Saved data entries:
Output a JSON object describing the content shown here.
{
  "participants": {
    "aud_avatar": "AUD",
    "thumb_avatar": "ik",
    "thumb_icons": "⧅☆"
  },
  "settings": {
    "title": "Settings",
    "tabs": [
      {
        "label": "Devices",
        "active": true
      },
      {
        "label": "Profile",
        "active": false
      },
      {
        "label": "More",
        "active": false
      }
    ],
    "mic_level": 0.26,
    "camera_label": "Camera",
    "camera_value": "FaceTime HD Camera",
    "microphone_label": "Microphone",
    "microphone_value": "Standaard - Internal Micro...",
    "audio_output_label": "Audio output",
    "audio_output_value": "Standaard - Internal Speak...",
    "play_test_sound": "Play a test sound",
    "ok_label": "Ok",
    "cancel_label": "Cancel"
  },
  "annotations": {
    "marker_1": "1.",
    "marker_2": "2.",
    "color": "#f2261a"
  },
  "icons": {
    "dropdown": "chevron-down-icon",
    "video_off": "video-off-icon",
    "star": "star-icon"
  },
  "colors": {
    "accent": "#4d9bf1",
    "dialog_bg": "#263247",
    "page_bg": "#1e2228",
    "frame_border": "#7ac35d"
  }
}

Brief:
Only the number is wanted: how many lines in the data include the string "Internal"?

Response area:
2